[Records from a data source]
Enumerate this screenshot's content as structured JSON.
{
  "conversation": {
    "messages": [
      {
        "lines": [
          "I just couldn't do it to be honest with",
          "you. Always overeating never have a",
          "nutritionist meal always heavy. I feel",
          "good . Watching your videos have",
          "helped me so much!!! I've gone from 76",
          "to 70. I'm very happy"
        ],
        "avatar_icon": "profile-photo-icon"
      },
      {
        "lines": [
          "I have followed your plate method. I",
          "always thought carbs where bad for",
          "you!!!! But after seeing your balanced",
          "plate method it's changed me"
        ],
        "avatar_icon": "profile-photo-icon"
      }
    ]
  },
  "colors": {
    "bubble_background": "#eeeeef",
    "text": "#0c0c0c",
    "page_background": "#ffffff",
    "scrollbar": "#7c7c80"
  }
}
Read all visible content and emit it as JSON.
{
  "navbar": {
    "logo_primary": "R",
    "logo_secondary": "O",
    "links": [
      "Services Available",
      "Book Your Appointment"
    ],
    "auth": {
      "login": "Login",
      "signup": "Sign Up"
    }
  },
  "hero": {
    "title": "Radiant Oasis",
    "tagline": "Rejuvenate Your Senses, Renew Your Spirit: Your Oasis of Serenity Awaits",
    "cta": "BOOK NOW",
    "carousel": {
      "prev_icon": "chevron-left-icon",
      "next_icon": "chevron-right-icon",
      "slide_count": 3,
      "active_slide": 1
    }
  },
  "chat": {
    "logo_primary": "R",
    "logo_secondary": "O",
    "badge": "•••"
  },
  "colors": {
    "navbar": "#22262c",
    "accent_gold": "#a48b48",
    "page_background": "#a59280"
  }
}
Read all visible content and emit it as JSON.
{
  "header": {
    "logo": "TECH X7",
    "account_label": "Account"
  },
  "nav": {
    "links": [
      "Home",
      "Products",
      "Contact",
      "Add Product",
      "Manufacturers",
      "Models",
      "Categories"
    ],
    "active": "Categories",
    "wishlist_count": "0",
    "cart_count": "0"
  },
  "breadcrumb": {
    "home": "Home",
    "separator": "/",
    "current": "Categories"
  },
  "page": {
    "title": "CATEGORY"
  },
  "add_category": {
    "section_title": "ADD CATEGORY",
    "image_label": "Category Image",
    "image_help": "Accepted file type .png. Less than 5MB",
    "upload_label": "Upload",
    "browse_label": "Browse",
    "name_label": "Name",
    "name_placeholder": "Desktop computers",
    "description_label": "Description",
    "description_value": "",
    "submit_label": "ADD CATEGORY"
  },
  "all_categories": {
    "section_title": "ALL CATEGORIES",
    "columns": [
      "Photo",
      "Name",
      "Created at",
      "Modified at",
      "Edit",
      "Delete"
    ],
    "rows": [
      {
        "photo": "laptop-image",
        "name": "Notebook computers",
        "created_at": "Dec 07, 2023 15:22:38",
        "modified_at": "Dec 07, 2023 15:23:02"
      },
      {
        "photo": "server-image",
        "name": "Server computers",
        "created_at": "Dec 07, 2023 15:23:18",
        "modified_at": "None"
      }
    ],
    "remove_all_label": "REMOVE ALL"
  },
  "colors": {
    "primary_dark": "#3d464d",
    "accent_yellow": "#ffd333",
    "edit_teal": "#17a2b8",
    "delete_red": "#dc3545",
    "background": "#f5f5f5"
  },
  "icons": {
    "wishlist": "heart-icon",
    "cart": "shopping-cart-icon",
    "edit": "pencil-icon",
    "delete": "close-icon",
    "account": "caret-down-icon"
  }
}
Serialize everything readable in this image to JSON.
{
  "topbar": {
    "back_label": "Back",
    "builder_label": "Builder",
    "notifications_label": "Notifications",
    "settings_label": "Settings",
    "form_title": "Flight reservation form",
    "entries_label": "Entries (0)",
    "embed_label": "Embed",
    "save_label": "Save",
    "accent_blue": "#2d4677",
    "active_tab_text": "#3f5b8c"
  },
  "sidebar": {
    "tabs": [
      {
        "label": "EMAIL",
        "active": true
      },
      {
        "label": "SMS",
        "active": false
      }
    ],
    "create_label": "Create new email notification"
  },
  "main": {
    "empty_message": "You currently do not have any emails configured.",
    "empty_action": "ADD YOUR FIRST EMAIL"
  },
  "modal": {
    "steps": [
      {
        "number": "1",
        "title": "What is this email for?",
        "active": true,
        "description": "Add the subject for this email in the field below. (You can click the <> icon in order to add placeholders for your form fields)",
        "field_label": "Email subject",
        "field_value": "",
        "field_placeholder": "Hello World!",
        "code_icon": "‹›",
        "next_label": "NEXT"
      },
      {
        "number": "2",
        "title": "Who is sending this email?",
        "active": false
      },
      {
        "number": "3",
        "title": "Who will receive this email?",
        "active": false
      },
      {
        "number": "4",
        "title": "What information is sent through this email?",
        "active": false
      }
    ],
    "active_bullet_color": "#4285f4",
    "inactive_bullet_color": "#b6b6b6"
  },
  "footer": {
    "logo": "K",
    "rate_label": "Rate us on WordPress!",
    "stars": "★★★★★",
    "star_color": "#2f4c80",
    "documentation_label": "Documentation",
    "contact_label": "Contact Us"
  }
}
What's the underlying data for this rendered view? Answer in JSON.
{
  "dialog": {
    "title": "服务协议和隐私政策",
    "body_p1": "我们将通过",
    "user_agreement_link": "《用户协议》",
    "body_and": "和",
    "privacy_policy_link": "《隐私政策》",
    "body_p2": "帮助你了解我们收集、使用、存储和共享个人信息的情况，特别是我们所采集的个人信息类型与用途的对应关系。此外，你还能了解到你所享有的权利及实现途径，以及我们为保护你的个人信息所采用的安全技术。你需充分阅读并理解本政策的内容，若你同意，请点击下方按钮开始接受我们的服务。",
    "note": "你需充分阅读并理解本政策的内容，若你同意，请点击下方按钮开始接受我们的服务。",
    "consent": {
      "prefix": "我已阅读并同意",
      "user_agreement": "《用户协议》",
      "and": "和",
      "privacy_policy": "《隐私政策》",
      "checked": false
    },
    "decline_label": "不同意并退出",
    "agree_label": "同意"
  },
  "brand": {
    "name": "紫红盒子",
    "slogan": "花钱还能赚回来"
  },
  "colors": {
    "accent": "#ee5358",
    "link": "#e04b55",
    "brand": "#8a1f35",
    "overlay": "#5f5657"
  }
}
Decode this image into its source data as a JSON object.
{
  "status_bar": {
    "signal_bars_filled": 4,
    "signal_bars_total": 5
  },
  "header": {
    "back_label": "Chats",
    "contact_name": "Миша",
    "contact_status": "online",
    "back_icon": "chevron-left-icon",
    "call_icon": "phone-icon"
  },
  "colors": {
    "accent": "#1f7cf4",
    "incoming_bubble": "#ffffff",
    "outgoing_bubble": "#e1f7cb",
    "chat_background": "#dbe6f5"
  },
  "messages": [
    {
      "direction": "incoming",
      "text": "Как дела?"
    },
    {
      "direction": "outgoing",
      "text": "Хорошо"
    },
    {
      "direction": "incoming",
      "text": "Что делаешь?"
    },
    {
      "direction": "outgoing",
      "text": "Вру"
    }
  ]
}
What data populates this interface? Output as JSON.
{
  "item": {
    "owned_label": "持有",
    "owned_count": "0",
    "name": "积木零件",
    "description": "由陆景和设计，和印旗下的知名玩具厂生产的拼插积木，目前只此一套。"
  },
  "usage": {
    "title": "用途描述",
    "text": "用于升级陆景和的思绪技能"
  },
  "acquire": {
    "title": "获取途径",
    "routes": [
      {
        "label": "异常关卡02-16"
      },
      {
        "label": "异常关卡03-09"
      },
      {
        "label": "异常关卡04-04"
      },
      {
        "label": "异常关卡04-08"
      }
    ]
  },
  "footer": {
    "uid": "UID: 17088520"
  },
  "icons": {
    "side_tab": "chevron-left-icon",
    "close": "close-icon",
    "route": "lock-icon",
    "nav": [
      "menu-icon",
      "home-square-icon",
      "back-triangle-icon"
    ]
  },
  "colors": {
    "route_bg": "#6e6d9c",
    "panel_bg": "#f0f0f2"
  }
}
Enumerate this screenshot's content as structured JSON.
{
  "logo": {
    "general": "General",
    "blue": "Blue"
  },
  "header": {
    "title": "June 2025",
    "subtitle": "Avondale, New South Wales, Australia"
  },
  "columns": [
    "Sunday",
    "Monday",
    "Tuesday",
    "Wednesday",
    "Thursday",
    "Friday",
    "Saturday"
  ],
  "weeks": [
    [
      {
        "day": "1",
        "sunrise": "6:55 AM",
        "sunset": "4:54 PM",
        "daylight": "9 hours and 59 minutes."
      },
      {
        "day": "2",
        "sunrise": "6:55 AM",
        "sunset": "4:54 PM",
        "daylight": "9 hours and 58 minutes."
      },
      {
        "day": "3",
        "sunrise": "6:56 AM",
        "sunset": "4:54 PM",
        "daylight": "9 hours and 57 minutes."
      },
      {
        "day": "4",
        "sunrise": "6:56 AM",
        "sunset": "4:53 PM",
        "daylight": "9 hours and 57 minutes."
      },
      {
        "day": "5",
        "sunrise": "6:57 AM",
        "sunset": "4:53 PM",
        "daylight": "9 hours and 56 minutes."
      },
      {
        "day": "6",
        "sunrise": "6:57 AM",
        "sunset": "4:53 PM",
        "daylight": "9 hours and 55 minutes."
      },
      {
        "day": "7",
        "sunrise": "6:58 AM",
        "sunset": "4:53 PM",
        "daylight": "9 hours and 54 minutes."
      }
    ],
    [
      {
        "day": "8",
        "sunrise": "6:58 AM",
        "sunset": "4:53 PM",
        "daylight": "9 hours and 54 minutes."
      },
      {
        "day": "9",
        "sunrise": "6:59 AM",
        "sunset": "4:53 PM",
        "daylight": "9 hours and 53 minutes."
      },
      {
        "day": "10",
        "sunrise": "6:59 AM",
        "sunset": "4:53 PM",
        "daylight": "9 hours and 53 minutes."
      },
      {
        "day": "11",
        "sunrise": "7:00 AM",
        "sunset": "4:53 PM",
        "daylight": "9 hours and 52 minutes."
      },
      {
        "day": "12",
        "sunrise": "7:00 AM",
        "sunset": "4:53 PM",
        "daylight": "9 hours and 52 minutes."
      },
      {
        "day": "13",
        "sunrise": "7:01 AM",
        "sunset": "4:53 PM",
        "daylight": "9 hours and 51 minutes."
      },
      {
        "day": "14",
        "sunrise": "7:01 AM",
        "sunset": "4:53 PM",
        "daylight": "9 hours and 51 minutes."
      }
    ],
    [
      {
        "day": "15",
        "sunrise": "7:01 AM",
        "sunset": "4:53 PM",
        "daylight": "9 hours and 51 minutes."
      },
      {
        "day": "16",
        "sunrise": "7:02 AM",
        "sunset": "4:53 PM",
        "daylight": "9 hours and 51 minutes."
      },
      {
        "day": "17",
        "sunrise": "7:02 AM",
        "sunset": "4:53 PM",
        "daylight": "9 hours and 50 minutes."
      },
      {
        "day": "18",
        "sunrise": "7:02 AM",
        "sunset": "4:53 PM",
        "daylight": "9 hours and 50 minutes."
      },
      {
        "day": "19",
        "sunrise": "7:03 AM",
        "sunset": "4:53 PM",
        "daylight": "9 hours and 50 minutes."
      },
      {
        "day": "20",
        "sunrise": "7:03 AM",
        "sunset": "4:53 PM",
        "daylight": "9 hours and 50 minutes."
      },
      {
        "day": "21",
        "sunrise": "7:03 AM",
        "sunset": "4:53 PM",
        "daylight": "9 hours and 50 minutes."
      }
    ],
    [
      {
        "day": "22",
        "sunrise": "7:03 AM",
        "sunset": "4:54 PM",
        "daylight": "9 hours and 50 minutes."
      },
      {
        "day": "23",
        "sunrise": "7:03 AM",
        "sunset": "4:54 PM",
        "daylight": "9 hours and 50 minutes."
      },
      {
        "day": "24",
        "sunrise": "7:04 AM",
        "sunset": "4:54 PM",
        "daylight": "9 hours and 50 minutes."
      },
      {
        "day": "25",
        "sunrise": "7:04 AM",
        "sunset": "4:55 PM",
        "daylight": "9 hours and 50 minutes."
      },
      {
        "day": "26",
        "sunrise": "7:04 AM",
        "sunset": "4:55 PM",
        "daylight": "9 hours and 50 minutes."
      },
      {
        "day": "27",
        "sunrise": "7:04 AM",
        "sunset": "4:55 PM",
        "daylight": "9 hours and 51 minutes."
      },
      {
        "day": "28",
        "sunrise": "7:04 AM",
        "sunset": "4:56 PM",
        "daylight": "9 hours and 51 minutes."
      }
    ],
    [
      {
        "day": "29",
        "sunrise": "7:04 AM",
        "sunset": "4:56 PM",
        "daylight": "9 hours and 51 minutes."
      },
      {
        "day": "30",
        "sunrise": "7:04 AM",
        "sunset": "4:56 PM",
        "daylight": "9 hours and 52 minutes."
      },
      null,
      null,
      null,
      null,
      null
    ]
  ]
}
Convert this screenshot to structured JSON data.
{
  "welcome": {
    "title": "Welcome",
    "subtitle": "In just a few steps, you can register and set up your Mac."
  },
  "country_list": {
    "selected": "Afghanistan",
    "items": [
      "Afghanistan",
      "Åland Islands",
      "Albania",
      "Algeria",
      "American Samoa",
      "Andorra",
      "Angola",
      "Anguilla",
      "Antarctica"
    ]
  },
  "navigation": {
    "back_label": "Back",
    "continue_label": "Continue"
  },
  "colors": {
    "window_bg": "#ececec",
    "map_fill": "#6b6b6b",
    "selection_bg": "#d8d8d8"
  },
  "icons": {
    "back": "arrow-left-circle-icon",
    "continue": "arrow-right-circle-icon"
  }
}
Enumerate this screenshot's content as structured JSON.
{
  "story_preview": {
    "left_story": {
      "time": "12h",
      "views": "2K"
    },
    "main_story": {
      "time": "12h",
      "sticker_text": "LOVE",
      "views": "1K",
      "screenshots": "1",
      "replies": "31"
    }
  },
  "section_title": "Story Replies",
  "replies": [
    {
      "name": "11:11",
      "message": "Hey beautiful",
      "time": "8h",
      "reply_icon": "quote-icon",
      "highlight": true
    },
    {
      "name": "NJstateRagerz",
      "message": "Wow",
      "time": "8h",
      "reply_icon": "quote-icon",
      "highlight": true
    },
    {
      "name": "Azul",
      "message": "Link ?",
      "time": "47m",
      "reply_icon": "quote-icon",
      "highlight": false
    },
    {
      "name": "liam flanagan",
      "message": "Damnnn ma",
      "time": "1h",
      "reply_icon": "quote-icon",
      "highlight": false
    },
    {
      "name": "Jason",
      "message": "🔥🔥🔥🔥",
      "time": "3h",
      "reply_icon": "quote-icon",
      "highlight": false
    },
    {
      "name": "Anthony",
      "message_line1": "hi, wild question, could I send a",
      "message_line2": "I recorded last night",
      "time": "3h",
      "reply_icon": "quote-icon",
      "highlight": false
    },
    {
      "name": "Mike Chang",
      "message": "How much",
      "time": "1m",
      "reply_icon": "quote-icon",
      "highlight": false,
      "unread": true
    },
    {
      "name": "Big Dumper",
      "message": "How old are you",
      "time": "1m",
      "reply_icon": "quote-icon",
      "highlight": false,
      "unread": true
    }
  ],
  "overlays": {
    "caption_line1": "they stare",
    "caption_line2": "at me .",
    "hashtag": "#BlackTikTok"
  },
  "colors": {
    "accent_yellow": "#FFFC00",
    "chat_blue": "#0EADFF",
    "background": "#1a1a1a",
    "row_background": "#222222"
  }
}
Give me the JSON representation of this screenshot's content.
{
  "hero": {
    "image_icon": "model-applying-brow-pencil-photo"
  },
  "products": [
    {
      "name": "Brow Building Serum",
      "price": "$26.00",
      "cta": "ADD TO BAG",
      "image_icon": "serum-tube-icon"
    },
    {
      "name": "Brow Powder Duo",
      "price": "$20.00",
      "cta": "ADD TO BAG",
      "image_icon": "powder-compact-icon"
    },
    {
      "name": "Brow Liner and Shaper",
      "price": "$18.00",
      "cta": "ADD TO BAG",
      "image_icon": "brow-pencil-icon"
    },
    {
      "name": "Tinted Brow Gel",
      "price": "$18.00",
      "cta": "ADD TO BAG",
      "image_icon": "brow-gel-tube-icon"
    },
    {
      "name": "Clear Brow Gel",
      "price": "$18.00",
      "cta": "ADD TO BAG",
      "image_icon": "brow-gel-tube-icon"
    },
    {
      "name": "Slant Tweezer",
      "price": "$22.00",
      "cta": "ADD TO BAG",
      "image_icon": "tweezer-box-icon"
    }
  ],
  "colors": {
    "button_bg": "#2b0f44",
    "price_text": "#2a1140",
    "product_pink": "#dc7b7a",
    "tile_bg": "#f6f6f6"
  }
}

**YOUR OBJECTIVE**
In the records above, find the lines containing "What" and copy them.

**EXERCISE OUTPUT**
        "title": "What is this email for?",
        "title": "What information is sent through this email?",
What's the underlying data for this rendered view? Answer in JSON.
What data populates this interface? Output as JSON.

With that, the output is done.